[Records from a data source]
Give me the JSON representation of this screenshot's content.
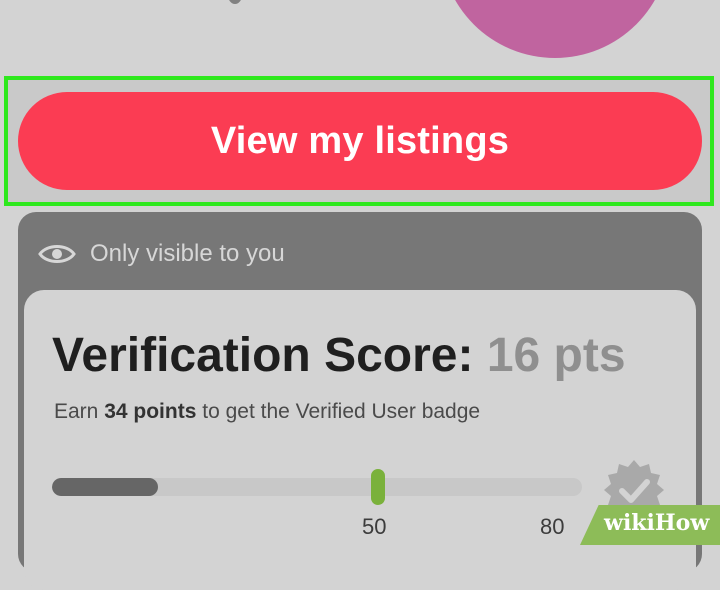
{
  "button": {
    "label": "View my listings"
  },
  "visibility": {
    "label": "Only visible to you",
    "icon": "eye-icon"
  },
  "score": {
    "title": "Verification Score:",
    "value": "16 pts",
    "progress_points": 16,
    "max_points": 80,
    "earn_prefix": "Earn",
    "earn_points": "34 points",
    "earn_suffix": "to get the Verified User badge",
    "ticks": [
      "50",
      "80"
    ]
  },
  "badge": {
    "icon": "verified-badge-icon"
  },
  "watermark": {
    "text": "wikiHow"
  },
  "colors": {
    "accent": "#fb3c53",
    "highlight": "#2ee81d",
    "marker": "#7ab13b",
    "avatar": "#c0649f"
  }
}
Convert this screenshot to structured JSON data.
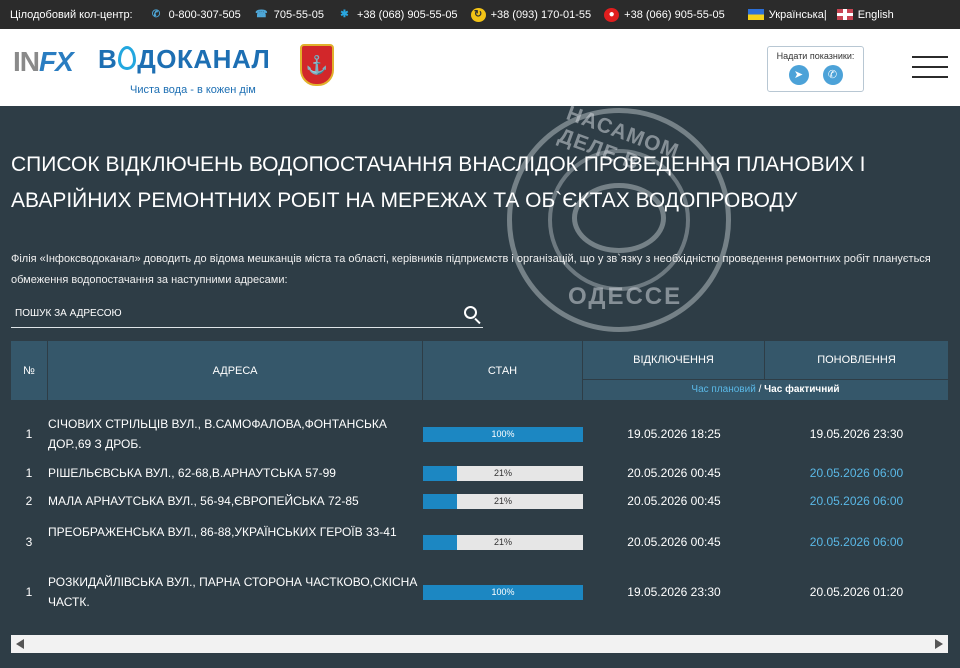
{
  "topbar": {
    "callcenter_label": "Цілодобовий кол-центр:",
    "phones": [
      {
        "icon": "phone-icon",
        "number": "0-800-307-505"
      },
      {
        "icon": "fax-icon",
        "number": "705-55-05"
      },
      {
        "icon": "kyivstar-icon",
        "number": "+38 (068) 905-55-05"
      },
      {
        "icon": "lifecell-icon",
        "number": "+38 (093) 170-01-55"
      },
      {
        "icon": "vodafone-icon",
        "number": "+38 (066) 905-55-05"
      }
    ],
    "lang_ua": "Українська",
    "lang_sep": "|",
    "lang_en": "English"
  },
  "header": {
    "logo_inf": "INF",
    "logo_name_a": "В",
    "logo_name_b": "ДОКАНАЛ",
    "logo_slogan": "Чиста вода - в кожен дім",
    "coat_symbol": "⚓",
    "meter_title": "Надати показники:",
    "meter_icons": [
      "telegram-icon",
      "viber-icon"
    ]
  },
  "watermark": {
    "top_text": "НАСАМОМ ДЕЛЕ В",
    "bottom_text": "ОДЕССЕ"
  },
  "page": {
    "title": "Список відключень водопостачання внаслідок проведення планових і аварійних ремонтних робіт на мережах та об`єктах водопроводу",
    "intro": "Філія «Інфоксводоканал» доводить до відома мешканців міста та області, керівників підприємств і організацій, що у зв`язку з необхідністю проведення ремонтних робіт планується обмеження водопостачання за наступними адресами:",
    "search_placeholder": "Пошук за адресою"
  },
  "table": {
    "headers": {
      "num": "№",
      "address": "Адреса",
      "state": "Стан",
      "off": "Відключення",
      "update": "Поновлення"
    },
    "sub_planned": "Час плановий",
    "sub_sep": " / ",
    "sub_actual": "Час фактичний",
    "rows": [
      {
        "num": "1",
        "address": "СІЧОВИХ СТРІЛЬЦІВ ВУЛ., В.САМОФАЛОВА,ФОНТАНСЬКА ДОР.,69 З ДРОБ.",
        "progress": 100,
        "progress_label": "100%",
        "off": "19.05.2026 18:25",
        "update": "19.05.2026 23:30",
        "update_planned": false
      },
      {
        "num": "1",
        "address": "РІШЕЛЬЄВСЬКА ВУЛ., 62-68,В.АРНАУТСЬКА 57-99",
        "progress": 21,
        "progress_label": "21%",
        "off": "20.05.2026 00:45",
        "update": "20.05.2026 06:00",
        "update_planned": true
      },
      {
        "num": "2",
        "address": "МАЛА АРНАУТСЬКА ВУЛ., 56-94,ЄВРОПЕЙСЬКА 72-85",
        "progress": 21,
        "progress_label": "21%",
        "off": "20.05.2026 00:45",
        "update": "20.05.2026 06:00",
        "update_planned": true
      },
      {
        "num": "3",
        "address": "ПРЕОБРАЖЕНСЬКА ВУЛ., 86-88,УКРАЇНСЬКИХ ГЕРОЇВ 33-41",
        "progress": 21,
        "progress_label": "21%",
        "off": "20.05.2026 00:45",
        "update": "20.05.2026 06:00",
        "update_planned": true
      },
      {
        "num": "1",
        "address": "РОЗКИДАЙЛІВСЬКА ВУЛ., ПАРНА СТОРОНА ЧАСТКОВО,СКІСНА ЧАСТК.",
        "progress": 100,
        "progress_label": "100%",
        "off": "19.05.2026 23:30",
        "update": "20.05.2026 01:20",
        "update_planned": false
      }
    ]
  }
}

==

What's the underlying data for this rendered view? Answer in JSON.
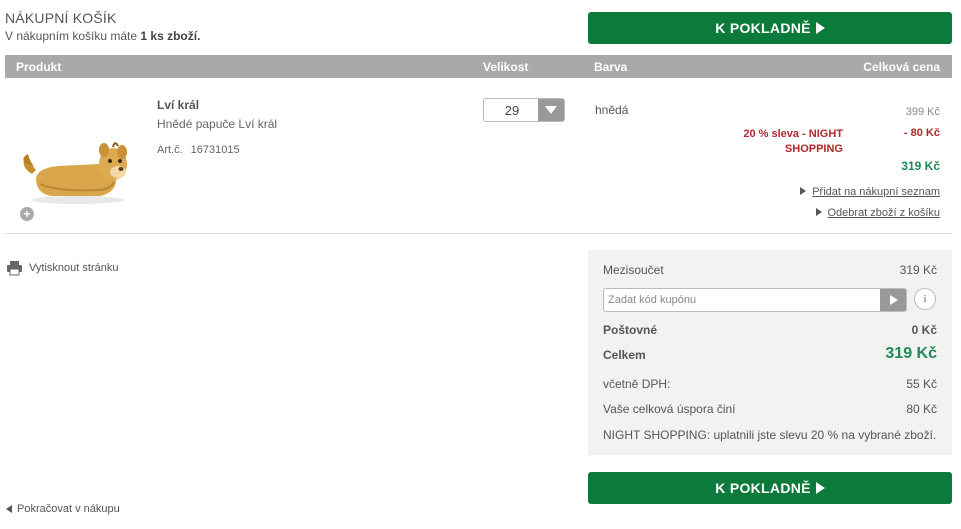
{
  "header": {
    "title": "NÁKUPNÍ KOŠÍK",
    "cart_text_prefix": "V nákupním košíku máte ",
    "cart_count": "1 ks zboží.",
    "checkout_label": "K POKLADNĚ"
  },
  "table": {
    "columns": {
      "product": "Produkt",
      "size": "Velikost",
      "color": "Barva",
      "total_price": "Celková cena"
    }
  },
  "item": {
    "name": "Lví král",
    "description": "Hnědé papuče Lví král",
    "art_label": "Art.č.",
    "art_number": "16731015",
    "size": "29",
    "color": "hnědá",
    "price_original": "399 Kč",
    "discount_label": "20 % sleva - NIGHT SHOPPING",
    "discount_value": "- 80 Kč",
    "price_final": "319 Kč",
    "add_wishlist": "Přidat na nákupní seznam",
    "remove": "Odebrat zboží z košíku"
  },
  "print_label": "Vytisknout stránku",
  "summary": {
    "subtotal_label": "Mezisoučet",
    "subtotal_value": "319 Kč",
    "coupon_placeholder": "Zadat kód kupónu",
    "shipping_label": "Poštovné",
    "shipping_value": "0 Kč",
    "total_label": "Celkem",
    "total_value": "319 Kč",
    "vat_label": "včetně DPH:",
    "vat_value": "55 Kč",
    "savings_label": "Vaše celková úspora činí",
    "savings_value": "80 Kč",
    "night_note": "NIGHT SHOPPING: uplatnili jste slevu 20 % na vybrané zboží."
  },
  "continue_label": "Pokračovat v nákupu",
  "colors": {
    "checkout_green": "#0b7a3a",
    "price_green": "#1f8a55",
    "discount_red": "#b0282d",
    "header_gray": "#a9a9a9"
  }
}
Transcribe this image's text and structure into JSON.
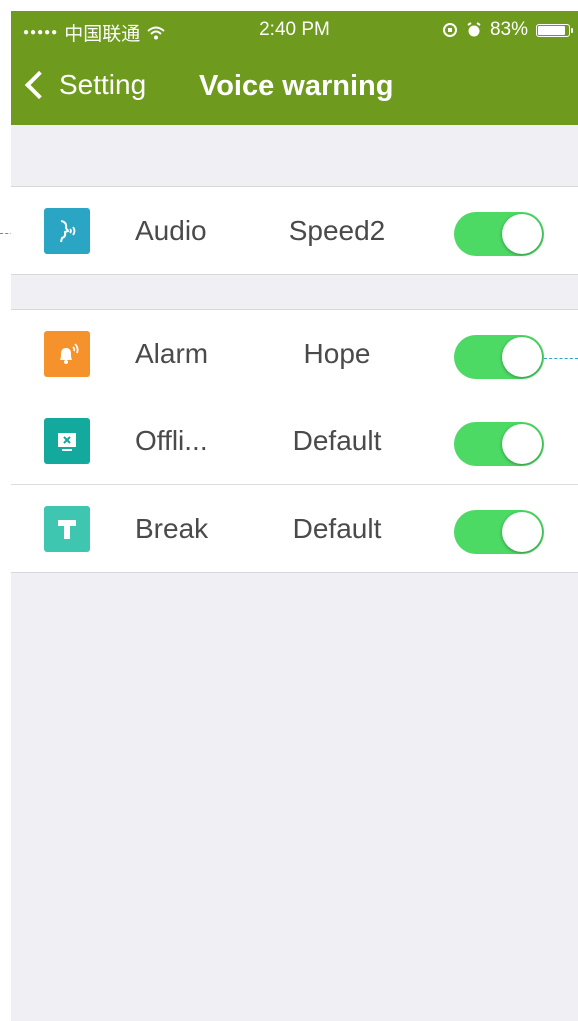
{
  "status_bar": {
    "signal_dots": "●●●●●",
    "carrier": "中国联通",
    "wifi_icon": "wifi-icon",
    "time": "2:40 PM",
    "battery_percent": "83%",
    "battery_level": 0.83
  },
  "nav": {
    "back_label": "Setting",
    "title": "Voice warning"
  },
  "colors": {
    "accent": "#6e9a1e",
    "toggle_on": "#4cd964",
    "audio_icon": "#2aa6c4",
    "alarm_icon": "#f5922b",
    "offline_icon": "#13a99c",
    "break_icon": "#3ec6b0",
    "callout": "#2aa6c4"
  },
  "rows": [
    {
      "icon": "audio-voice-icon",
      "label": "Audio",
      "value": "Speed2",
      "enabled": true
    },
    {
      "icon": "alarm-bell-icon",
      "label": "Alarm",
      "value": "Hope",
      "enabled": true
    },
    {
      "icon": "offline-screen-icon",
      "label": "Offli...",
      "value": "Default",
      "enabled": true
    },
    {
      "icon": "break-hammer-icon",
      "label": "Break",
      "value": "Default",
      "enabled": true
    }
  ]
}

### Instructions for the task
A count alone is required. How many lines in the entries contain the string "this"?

### Solution below
4